WASHINGTON, Nov. 30 - Senior Defense Department officials said Sunday that the military may soon release to their home countries scores of detainees, perhaps more than 100, who are being held in Guantánamo Bay, Cuba.

One senior official said negotiations were under way with the home nations of dozens of the detainees over the terms of transferring custody from the United States military to their home governments and eventual repatriation.

"We've identified a number that we think could be released to their home or host countries," one senior Pentagon official said. "We are negotiating with these countries" over the specific terms under which the prisoners might be transferred to the custody of their home countries.

The negotiations, a second senior official said, have been over issues like whether the detainees will be freed once they return home or just reimprisoned locally.

The first official declined to give the exact number being considered for release and cautioned that no final decisions had been made.

The possibility of an impending large-scale release from Guantánamo - which currently houses about 660 prisoners, most of whom were captured during and after the Afghan war - was first reported by Time Magazine. Time quoted American officials as saying that some of the detainees being considered for release had been captured by Afghan warlords and sold for the bounty offered by Washington for Al Qaeda and Taliban fighters.

The detention of people captured in Afghanistan has been a major irritant in relations between the United States and several of its allies. The captives are being held at a prison facility at the United States naval base at Guantánamo Bay, on the southeastern tip of Cuba, and have remained in legal and political limbo for nearly two years. The issue of those captives was a major item on the agenda when President Bush conferred in London recently with Prime Minister Tony Blair of Britain. Nine Britons are detained at Guantánamo, and the British government - which has faced public pressure over the situation - has sought a series of concessions.

The United States has declined to give the detainees access to lawyers, and it has not charged any of them with crimes. Officials have said the detainees were not entitled to formal prisoner-of-war status, which would carry such rights, because they were "illegal combatants." The officials have said that when the men were captured they were not adhering to some requirements of the Geneva Conventions, like wearing clearly marked uniforms.

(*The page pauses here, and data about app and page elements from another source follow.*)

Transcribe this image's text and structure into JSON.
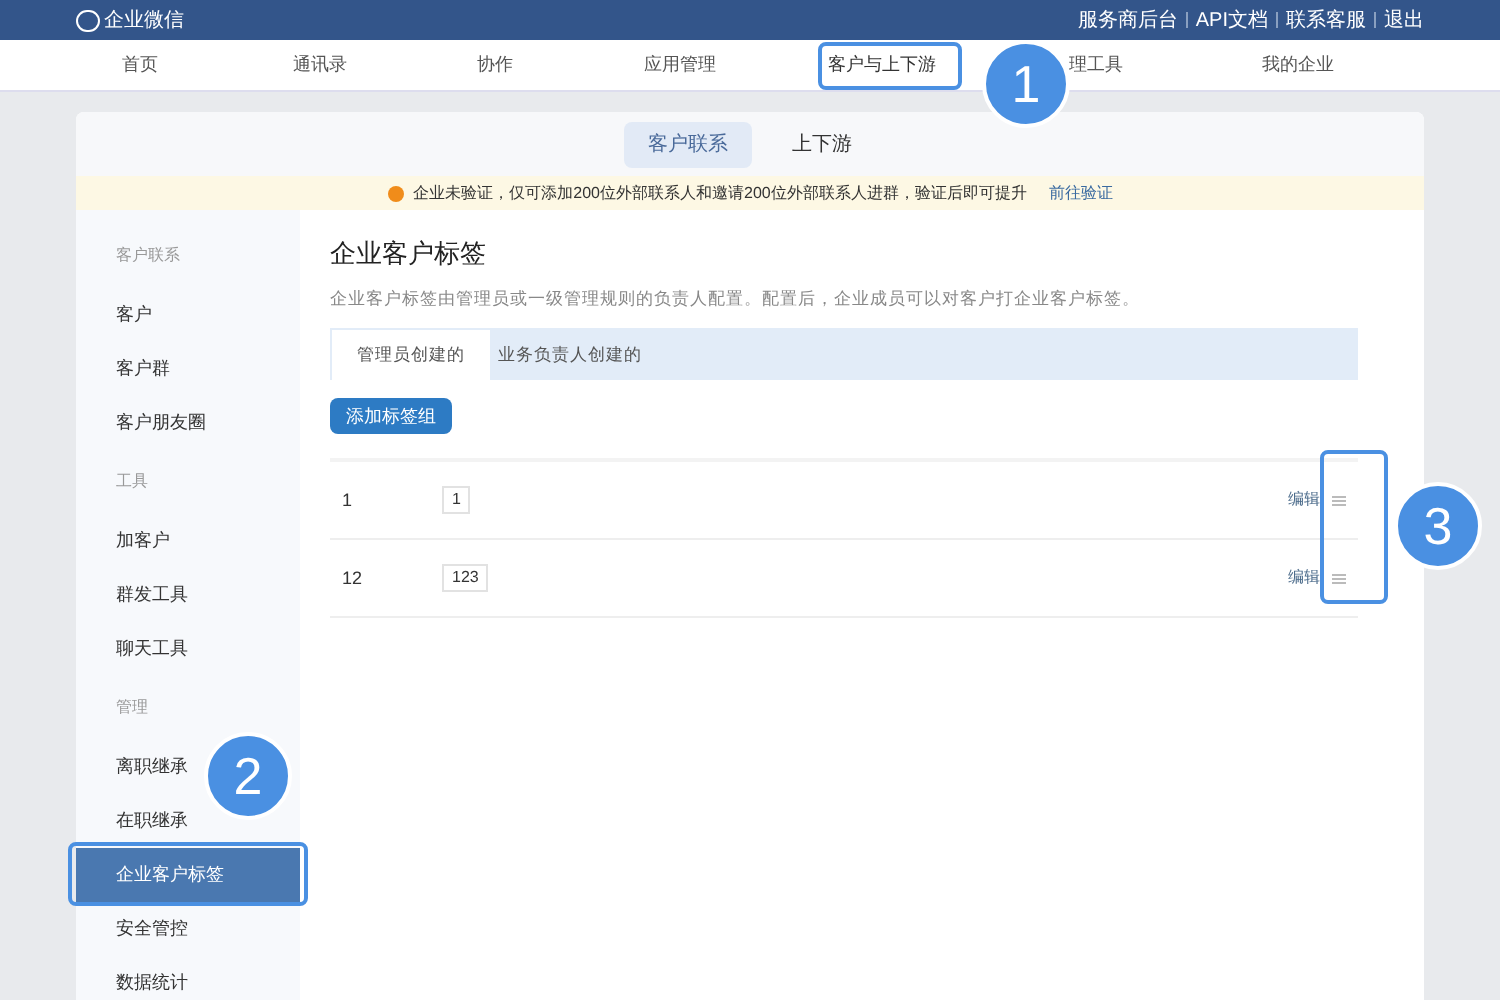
{
  "topbar": {
    "logo": "企业微信",
    "links": [
      "服务商后台",
      "API文档",
      "联系客服",
      "退出"
    ]
  },
  "nav": [
    {
      "label": "首页",
      "selected": false
    },
    {
      "label": "通讯录",
      "selected": false
    },
    {
      "label": "协作",
      "selected": false
    },
    {
      "label": "应用管理",
      "selected": false
    },
    {
      "label": "客户与上下游",
      "selected": true
    },
    {
      "label": "理工具",
      "selected": false
    },
    {
      "label": "我的企业",
      "selected": false
    }
  ],
  "subtabs": [
    {
      "label": "客户联系",
      "selected": true
    },
    {
      "label": "上下游",
      "selected": false
    }
  ],
  "notice": {
    "text": "企业未验证，仅可添加200位外部联系人和邀请200位外部联系人进群，验证后即可提升",
    "link": "前往验证"
  },
  "sidebar": [
    {
      "kind": "heading",
      "label": "客户联系"
    },
    {
      "kind": "item",
      "label": "客户",
      "selected": false
    },
    {
      "kind": "item",
      "label": "客户群",
      "selected": false
    },
    {
      "kind": "item",
      "label": "客户朋友圈",
      "selected": false
    },
    {
      "kind": "heading",
      "label": "工具"
    },
    {
      "kind": "item",
      "label": "加客户",
      "selected": false
    },
    {
      "kind": "item",
      "label": "群发工具",
      "selected": false
    },
    {
      "kind": "item",
      "label": "聊天工具",
      "selected": false
    },
    {
      "kind": "heading",
      "label": "管理"
    },
    {
      "kind": "item",
      "label": "离职继承",
      "selected": false
    },
    {
      "kind": "item",
      "label": "在职继承",
      "selected": false
    },
    {
      "kind": "item",
      "label": "企业客户标签",
      "selected": true
    },
    {
      "kind": "item",
      "label": "安全管控",
      "selected": false
    },
    {
      "kind": "item",
      "label": "数据统计",
      "selected": false
    }
  ],
  "content": {
    "title": "企业客户标签",
    "description": "企业客户标签由管理员或一级管理规则的负责人配置。配置后，企业成员可以对客户打企业客户标签。",
    "tabs": [
      {
        "label": "管理员创建的",
        "selected": true
      },
      {
        "label": "业务负责人创建的",
        "selected": false
      }
    ],
    "add_button": "添加标签组",
    "groups": [
      {
        "name": "1",
        "tag": "1",
        "action": "编辑"
      },
      {
        "name": "12",
        "tag": "123",
        "action": "编辑"
      }
    ]
  },
  "callouts": [
    "1",
    "2",
    "3"
  ]
}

Those arguments by the United States have not proved persuasive with its allies.

In a speech last Tuesday, one of Britain's most senior judges, Johan Steyn, offered a scathing criticism of the United States' continued detention of prisoners at Guantánamo, the latest of several protests from top international lawyers.

"The question is whether the quality of justice envisaged for the prisoners at Guantánamo Bay complies with the minimum international standards for the conduct of fair trials," Lord Steyn said. "The answer can be given quite shortly. It is a resounding, `No.' " The speech was notable because it is extraordinary for sitting judges to comment directly on current situations.

He also said that "authoritarian regimes with dubious human rights records" have seized upon Washington's example to justify their own improper behavior.

While a large release of detainees from Guantánamo could lessen some of the international criticism, it might also provide support for those who have said the United States held the prisoners for a long time with no evidence of any wrongdoing.

Defense Secretary Donald H. Rumsfeld has said that military officials have been trying to determine which prisoners should face charges before military commissions.